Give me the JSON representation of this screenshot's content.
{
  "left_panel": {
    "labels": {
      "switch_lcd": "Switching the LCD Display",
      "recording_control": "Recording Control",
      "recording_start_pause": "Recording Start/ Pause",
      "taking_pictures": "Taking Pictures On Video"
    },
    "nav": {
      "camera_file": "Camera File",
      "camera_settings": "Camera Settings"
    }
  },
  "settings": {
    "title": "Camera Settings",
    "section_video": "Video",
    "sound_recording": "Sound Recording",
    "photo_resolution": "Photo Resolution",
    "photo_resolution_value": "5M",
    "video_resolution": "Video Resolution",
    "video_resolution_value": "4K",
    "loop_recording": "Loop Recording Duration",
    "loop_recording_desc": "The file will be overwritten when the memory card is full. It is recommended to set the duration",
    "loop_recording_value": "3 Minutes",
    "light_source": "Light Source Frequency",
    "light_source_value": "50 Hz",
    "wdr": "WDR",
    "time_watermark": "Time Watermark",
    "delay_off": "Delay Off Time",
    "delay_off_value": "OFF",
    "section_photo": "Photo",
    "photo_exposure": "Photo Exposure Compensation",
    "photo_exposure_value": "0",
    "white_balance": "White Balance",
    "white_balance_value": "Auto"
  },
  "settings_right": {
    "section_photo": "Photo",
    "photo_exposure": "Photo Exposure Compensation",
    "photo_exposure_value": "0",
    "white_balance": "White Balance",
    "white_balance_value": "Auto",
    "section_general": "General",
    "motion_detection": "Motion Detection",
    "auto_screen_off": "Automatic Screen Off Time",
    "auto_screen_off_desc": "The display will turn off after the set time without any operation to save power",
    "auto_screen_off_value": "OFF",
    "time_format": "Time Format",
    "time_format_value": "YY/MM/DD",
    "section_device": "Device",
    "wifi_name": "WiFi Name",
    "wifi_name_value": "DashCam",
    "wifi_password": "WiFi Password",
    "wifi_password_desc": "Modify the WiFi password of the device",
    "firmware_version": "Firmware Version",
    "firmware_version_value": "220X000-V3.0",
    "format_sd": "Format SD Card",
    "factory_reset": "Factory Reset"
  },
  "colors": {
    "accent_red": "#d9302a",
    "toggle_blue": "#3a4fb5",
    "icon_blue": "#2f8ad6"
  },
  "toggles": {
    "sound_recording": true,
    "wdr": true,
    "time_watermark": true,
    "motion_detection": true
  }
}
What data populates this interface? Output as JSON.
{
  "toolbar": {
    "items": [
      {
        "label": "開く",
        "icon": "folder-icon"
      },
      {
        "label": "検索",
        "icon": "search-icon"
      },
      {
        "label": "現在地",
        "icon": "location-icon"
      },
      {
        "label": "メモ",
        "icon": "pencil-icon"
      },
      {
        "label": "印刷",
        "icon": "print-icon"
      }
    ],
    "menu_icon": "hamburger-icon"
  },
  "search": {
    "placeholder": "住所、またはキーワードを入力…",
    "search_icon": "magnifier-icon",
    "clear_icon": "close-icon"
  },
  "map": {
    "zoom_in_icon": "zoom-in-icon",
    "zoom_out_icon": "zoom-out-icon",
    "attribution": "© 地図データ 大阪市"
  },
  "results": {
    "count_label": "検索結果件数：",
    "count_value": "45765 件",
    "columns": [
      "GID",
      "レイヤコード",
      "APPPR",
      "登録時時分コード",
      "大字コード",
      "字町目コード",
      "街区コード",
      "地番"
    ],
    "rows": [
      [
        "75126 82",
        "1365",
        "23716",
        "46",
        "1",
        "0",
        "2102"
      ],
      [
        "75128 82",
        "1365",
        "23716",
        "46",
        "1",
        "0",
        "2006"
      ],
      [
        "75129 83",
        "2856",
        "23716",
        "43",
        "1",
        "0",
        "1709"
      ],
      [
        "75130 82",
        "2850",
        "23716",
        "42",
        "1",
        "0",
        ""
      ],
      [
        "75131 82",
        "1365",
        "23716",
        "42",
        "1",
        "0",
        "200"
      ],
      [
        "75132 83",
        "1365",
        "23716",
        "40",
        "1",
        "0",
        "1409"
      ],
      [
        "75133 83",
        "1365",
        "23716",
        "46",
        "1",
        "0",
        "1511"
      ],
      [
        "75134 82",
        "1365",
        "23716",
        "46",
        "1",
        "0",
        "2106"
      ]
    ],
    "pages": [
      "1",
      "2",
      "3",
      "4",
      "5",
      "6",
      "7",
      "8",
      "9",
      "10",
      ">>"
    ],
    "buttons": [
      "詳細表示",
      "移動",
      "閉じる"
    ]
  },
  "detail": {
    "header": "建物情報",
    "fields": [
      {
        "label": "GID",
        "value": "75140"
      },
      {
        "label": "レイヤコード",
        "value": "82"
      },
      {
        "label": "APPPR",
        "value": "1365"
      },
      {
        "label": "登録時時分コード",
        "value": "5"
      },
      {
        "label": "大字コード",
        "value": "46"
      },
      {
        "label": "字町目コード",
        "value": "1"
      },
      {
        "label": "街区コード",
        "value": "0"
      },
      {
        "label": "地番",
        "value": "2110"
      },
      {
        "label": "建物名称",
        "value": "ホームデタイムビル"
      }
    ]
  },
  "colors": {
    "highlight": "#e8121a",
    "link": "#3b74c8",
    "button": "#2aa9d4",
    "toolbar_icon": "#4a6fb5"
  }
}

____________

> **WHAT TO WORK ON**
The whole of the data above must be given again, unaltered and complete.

> **YOUR RESPONSE**
Give me the JSON representation of this screenshot's content.
{
  "left_panel": {
    "labels": {
      "switch_lcd": "Switching the LCD Display",
      "recording_control": "Recording Control",
      "recording_start_pause": "Recording Start/ Pause",
      "taking_pictures": "Taking Pictures On Video"
    },
    "nav": {
      "camera_file": "Camera File",
      "camera_settings": "Camera Settings"
    }
  },
  "settings": {
    "title": "Camera Settings",
    "section_video": "Video",
    "sound_recording": "Sound Recording",
    "photo_resolution": "Photo Resolution",
    "photo_resolution_value": "5M",
    "video_resolution": "Video Resolution",
    "video_resolution_value": "4K",
    "loop_recording": "Loop Recording Duration",
    "loop_recording_desc": "The file will be overwritten when the memory card is full. It is recommended to set the duration",
    "loop_recording_value": "3 Minutes",
    "light_source": "Light Source Frequency",
    "light_source_value": "50 Hz",
    "wdr": "WDR",
    "time_watermark": "Time Watermark",
    "delay_off": "Delay Off Time",
    "delay_off_value": "OFF",
    "section_photo": "Photo",
    "photo_exposure": "Photo Exposure Compensation",
    "photo_exposure_value": "0",
    "white_balance": "White Balance",
    "white_balance_value": "Auto"
  },
  "settings_right": {
    "section_photo": "Photo",
    "photo_exposure": "Photo Exposure Compensation",
    "photo_exposure_value": "0",
    "white_balance": "White Balance",
    "white_balance_value": "Auto",
    "section_general": "General",
    "motion_detection": "Motion Detection",
    "auto_screen_off": "Automatic Screen Off Time",
    "auto_screen_off_desc": "The display will turn off after the set time without any operation to save power",
    "auto_screen_off_value": "OFF",
    "time_format": "Time Format",
    "time_format_value": "YY/MM/DD",
    "section_device": "Device",
    "wifi_name": "WiFi Name",
    "wifi_name_value": "DashCam",
    "wifi_password": "WiFi Password",
    "wifi_password_desc": "Modify the WiFi password of the device",
    "firmware_version": "Firmware Version",
    "firmware_version_value": "220X000-V3.0",
    "format_sd": "Format SD Card",
    "factory_reset": "Factory Reset"
  },
  "colors": {
    "accent_red": "#d9302a",
    "toggle_blue": "#3a4fb5",
    "icon_blue": "#2f8ad6"
  },
  "toggles": {
    "sound_recording": true,
    "wdr": true,
    "time_watermark": true,
    "motion_detection": true
  }
}
What data populates this interface? Output as JSON.
{
  "toolbar": {
    "items": [
      {
        "label": "開く",
        "icon": "folder-icon"
      },
      {
        "label": "検索",
        "icon": "search-icon"
      },
      {
        "label": "現在地",
        "icon": "location-icon"
      },
      {
        "label": "メモ",
        "icon": "pencil-icon"
      },
      {
        "label": "印刷",
        "icon": "print-icon"
      }
    ],
    "menu_icon": "hamburger-icon"
  },
  "search": {
    "placeholder": "住所、またはキーワードを入力…",
    "search_icon": "magnifier-icon",
    "clear_icon": "close-icon"
  },
  "map": {
    "zoom_in_icon": "zoom-in-icon",
    "zoom_out_icon": "zoom-out-icon",
    "attribution": "© 地図データ 大阪市"
  },
  "results": {
    "count_label": "検索結果件数：",
    "count_value": "45765 件",
    "columns": [
      "GID",
      "レイヤコード",
      "APPPR",
      "登録時時分コード",
      "大字コード",
      "字町目コード",
      "街区コード",
      "地番"
    ],
    "rows": [
      [
        "75126 82",
        "1365",
        "23716",
        "46",
        "1",
        "0",
        "2102"
      ],
      [
        "75128 82",
        "1365",
        "23716",
        "46",
        "1",
        "0",
        "2006"
      ],
      [
        "75129 83",
        "2856",
        "23716",
        "43",
        "1",
        "0",
        "1709"
      ],
      [
        "75130 82",
        "2850",
        "23716",
        "42",
        "1",
        "0",
        ""
      ],
      [
        "75131 82",
        "1365",
        "23716",
        "42",
        "1",
        "0",
        "200"
      ],
      [
        "75132 83",
        "1365",
        "23716",
        "40",
        "1",
        "0",
        "1409"
      ],
      [
        "75133 83",
        "1365",
        "23716",
        "46",
        "1",
        "0",
        "1511"
      ],
      [
        "75134 82",
        "1365",
        "23716",
        "46",
        "1",
        "0",
        "2106"
      ]
    ],
    "pages": [
      "1",
      "2",
      "3",
      "4",
      "5",
      "6",
      "7",
      "8",
      "9",
      "10",
      ">>"
    ],
    "buttons": [
      "詳細表示",
      "移動",
      "閉じる"
    ]
  },
  "detail": {
    "header": "建物情報",
    "fields": [
      {
        "label": "GID",
        "value": "75140"
      },
      {
        "label": "レイヤコード",
        "value": "82"
      },
      {
        "label": "APPPR",
        "value": "1365"
      },
      {
        "label": "登録時時分コード",
        "value": "5"
      },
      {
        "label": "大字コード",
        "value": "46"
      },
      {
        "label": "字町目コード",
        "value": "1"
      },
      {
        "label": "街区コード",
        "value": "0"
      },
      {
        "label": "地番",
        "value": "2110"
      },
      {
        "label": "建物名称",
        "value": "ホームデタイムビル"
      }
    ]
  },
  "colors": {
    "highlight": "#e8121a",
    "link": "#3b74c8",
    "button": "#2aa9d4",
    "toolbar_icon": "#4a6fb5"
  }
}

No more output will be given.